Justify will bid for Triple Crown in 'quirky' Belmont
Baltimore — Justify keeps showing something new each time he races.
In the Kentucky Derby, he showed he could run in the mud in a crowded, 20-horse field. In the Preakness, he showed he could withstand the challenge of a top rival pressing him early and hold off others before the finish line — also in the mud.
For his next trick, he’ll need to show he can endure the grueling 1 1/2-mile Belmont in New York on June 9.
And it he does that, Justify will become horse racing the second Triple Crown winner in four years.
“If you’re a superior horse, you can do it,” trainer Bob Baffert said Sunday. “I’ve seen horses go a mile and a half and they never won again. It’s a weird, quirky race, but I don’t see why though he wouldn’t handle it.”
Had the Preakness been another tenth of a mile, a hard-charging Bravazo might’ve passed Justify and ended the Triple Crown bid on Saturday.
Bravazo will go to the Belmont where Justify will have plenty of familiar challenges — and a fresh ones — standing in the way of becoming the 13th horse to win the Triple Crown.
In addition to Bravazo, Kentucky Derby horses Hofburg, Vino Rosso and Free Drop Billy and Preakness horse Tenfold are among those likely to challenge Justify in what’s considered the most difficult race on the Triple Crown trail.
Bravazo is “a tough little horse, and I think his pedigree will let him run that far,” trainer D. Wayne Lukas said. “So, we’ll take him on and see what happens.”
Justify’s run in the Kentucky Derby was convincing enough to scare off a few opposing owners and trainers from the Preakness. Given the fatigue of difficult races two weeks apart, they could see Justify as beatable at the Belmont.
Baffert, who had three near-misses with Silver Charm, Real Quiet and War Emblem before American Pharoah broke the 37-year Triple Crown drought in 2015, said Justify is built to power through the fatigue caused by running on the slop twice against high-caliber competition.
“You do hate to keep running on these wet tracks because it does take a little bit out of them,” Baffert said before Justify flew back to Louisville, Kentucky, for some rest and more training. “It can be tough. It’s not as tough on him because he’s a big horse. He can handle it. He was blowing pretty good, he got a good blow out of (the Preakness), but he wasn’t as tired as we thought he was.”
As gassed as Justify looked at the wire in the Preakness, jockey Mike Smith is convinced the undefeated colt could have run longer and picked up the pace if asked.
Finishing a half-length ahead of Bravazo made it by far Justify’s closest victory of his five, but it counts just the same.

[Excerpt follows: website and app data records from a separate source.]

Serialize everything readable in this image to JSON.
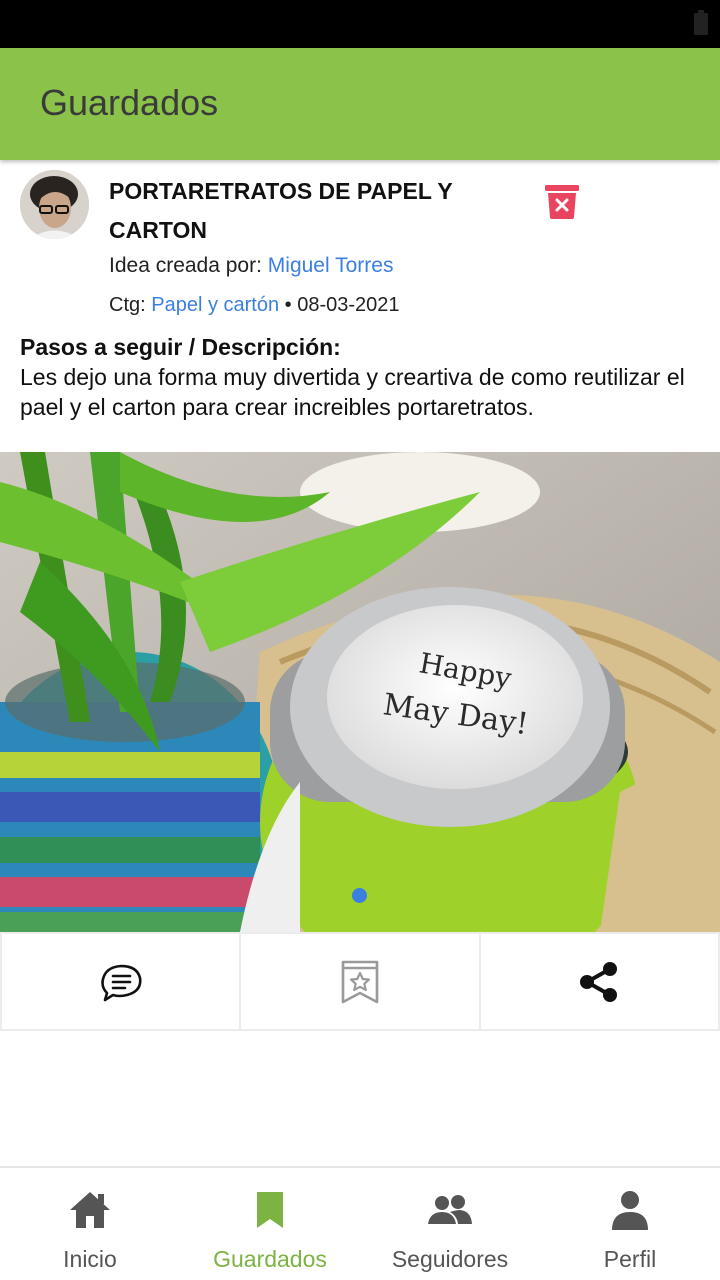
{
  "appbar": {
    "title": "Guardados"
  },
  "post": {
    "title": "PORTARETRATOS DE PAPEL Y CARTON",
    "creator_label": "Idea creada por: ",
    "creator_name": "Miguel Torres",
    "category_label": "Ctg: ",
    "category": "Papel y cartón",
    "date_sep": " • ",
    "date": "08-03-2021",
    "desc_heading": "Pasos a seguir / Descripción:",
    "description": " Les dejo una forma muy divertida y creartiva de como reutilizar el pael y el carton para crear increibles portaretratos.",
    "photo_lid_text_1": "Happy",
    "photo_lid_text_2": "May Day!",
    "carousel_current": 1
  },
  "nav": {
    "items": [
      {
        "label": "Inicio",
        "icon": "home-icon"
      },
      {
        "label": "Guardados",
        "icon": "bookmark-icon",
        "active": true
      },
      {
        "label": "Seguidores",
        "icon": "people-icon"
      },
      {
        "label": "Perfil",
        "icon": "person-icon"
      }
    ]
  },
  "colors": {
    "accent": "#8bc34a",
    "active_nav": "#7cb342",
    "link": "#3b7fe0",
    "delete": "#e94560"
  }
}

“Although he got tired (Saturday), he was also looking around a bit at the end,” Smith said. “I certainly could have got after him a whole lot more a lot earlier and made him do a little more, as well.”